SaneBox allows you to set reminders, by sending emails to addresses like this: firstname.lastname@example.org (or 1.day, or tomorrow–2pm, or whatever you need). SaneBox will put that message back into your Inbox, at the desired time. You can just send or forward messages to these addresses, but there are simpler ways to set reminders: to understand the real power of this feature, you have to BCC a SaneBox reminder address, while writing to somebody else. You will be reminded only if your message does not get an answer by the specified time. Even better, when the message reappears in your Inbox, it has convenient Snooze buttons added to it.
The Black Hole
There is an additional feature that I like a lot. Whenever I find myself on some sort of mass mailing that I do not like, I simply move the message to a folder called @SaneBlackHole, and I won’t receive anything more from them. This is the simplest and most effective way to unsubscribe that I have found. In reality, SaneBox is simply blacklisting the sender: I could achieve the same thing by creating a rule in my email client (or on the server), but there is a huge friction in that. Before SaneBox I ended up being frustrated and deleting unwanted messages every single time. Moving a message to a folder has little friction, it is comparable to deleting the message in terms of effort.
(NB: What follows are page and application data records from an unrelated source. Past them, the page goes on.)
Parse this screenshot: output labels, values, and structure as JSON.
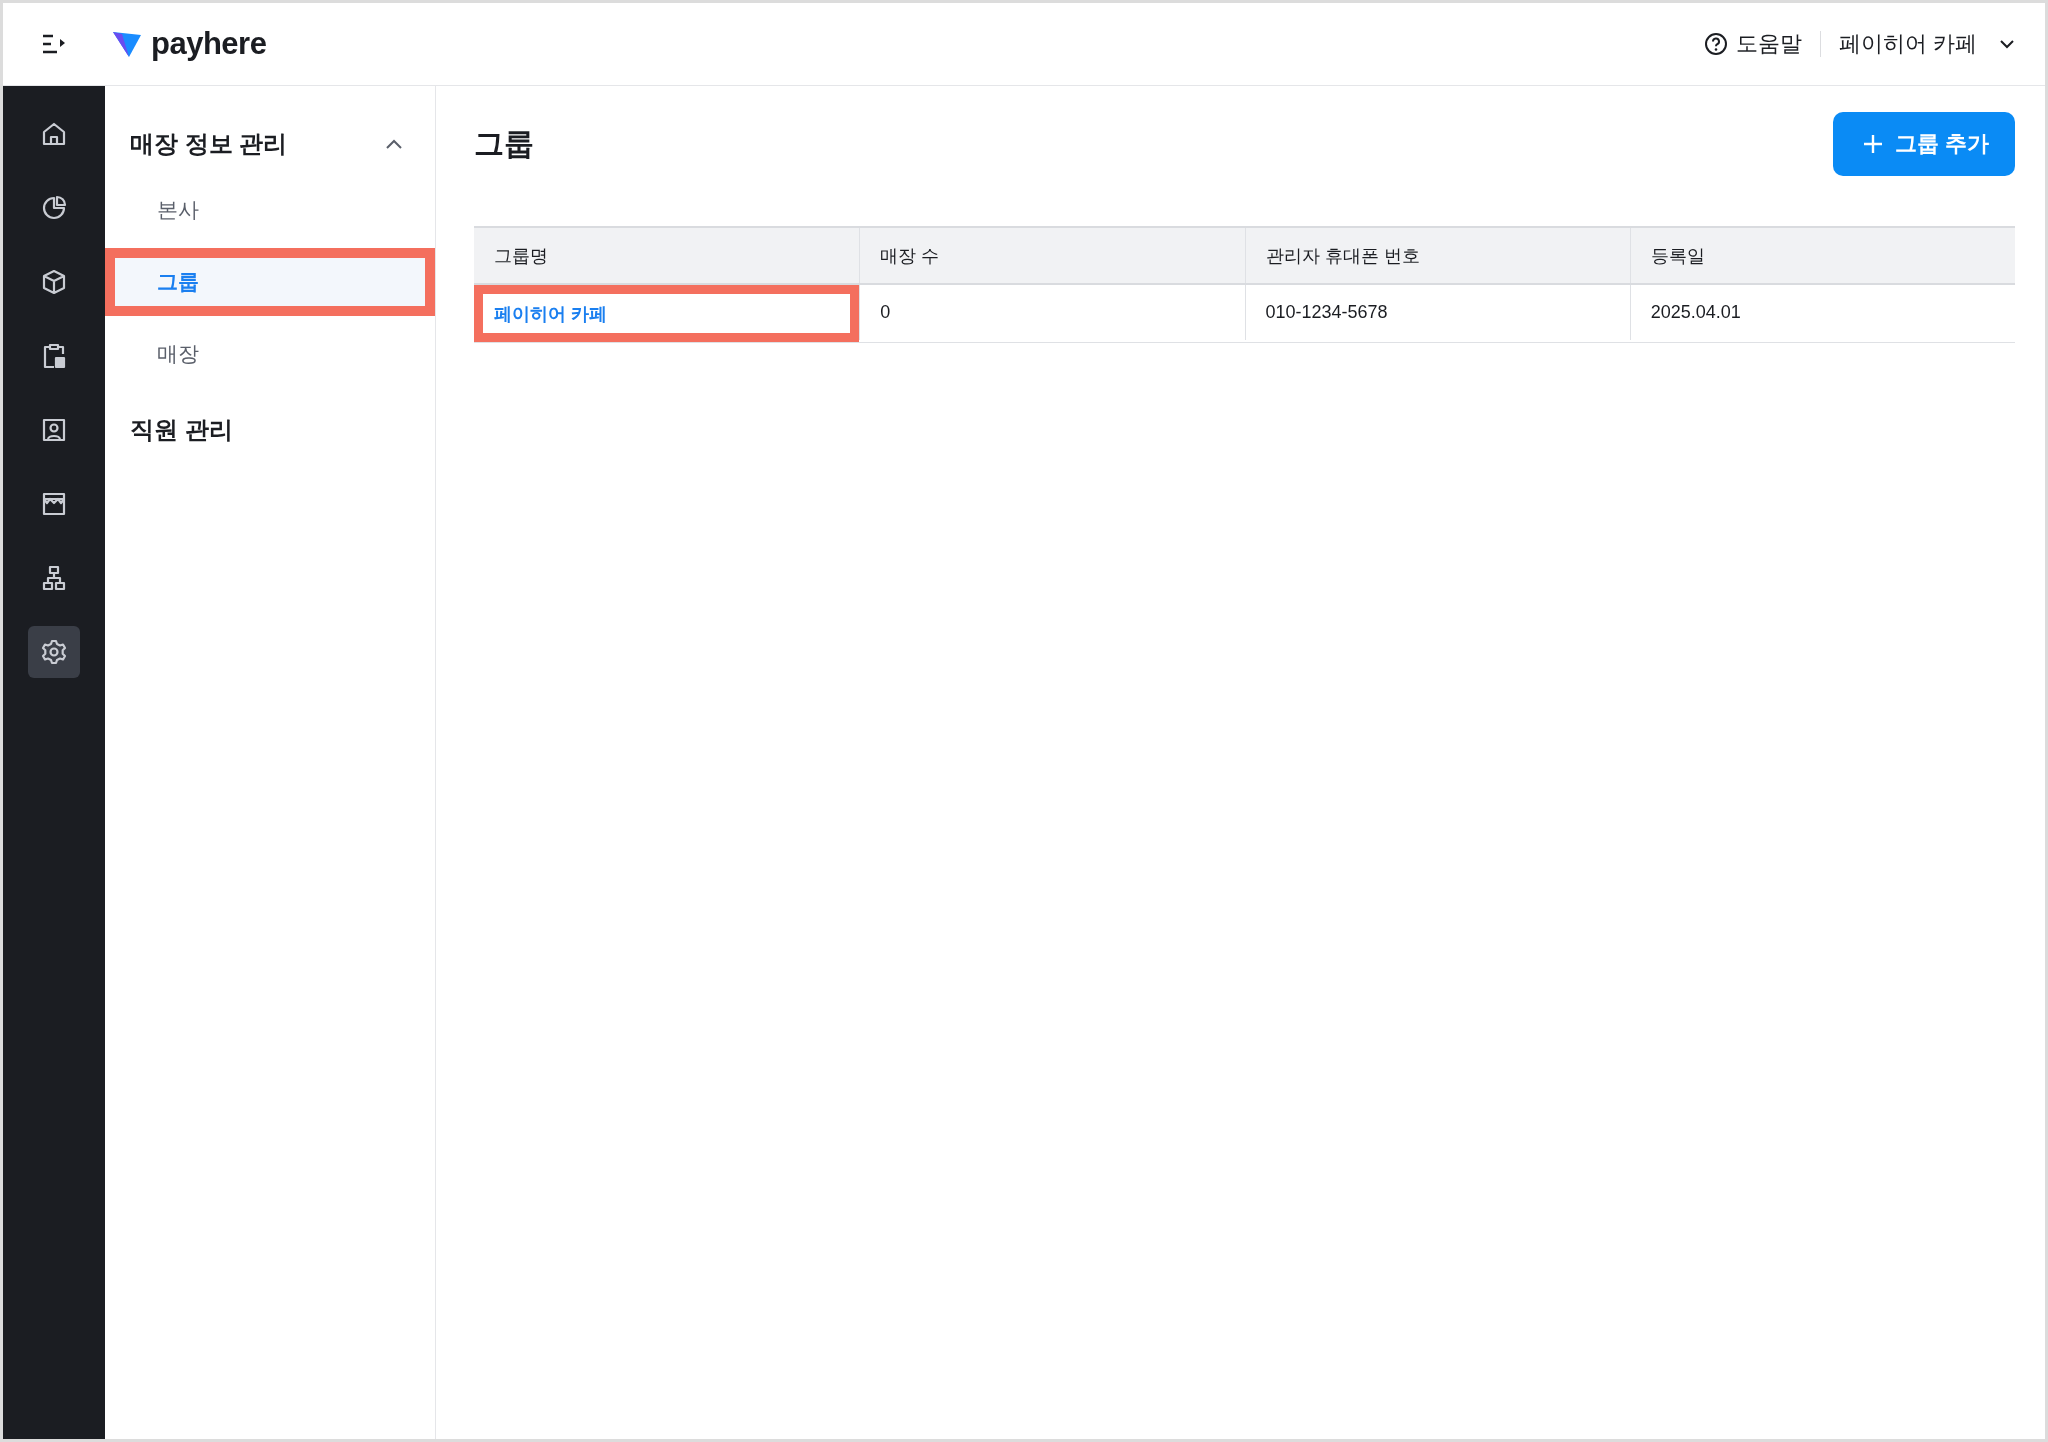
{
  "header": {
    "logo": "payhere",
    "help": "도움말",
    "store": "페이히어 카페"
  },
  "rail": [
    {
      "kind": "home",
      "selected": false
    },
    {
      "kind": "chart",
      "selected": false
    },
    {
      "kind": "cube",
      "selected": false
    },
    {
      "kind": "clipboard",
      "selected": false
    },
    {
      "kind": "contact",
      "selected": false
    },
    {
      "kind": "store",
      "selected": false
    },
    {
      "kind": "org",
      "selected": false
    },
    {
      "kind": "settings",
      "selected": true
    }
  ],
  "menu": [
    {
      "label": "매장 정보 관리",
      "expanded": true,
      "children": [
        {
          "label": "본사",
          "selected": false,
          "highlighted": false
        },
        {
          "label": "그룹",
          "selected": true,
          "highlighted": true
        },
        {
          "label": "매장",
          "selected": false,
          "highlighted": false
        }
      ]
    },
    {
      "label": "직원 관리"
    }
  ],
  "page": {
    "title": "그룹",
    "add_button": "그룹 추가"
  },
  "table": {
    "columns": [
      "그룹명",
      "매장 수",
      "관리자 휴대폰 번호",
      "등록일"
    ],
    "rows": [
      {
        "cells": [
          "페이히어 카페",
          "0",
          "010-1234-5678",
          "2025.04.01"
        ],
        "highlighted": true
      }
    ]
  }
}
After a couple of months of this, I get much less spam. I won’t enter in details, but you can remove any of the blacklisted senders at any time, from SaneBox’s website.
Some considerations on security
Although SaneBox claims to use solid security principles, email is a very sensitive channel in our life online: most of the services you may use (think Twitter, Facebook, Google, Paypal, etc.) send emails to help you reset your password when required. If somebody gets access to the email account you use for password resets, they can control all your other accounts. Have a look at this article that appeared on Ars Technica a couple of days ago: even if you use secure passwords, two-factor authentication, and you are careful, an attacker can still use basic social engineering techniques to get your data.
Should SaneBox get hacked, the attacker could potentially get access to your email accounts' credentials. I think the problem here is not with SaneBox, but with the fact that most of us use a single email address for most things. What I am implementing is similar to what Naoki Hiroshima suggests on Ars: I am creating a separate email account, with a trusted provider, that I will use to request password resets for the services I consider critical. I won't disclose this address to anybody, and won't use it for any type of communication.
SaneBox provides a service that is valuable to me, and I have decided to subscribe. Small piece of advice: if you decide to subscribe, wait till the last day of the trial, or you will lose the remainder of your trial period… This is a point that SaneBox should address.
If you liked this post and decide to give SaneBox a try, I would be grateful if you used my affiliate link (we will both get $5 credit).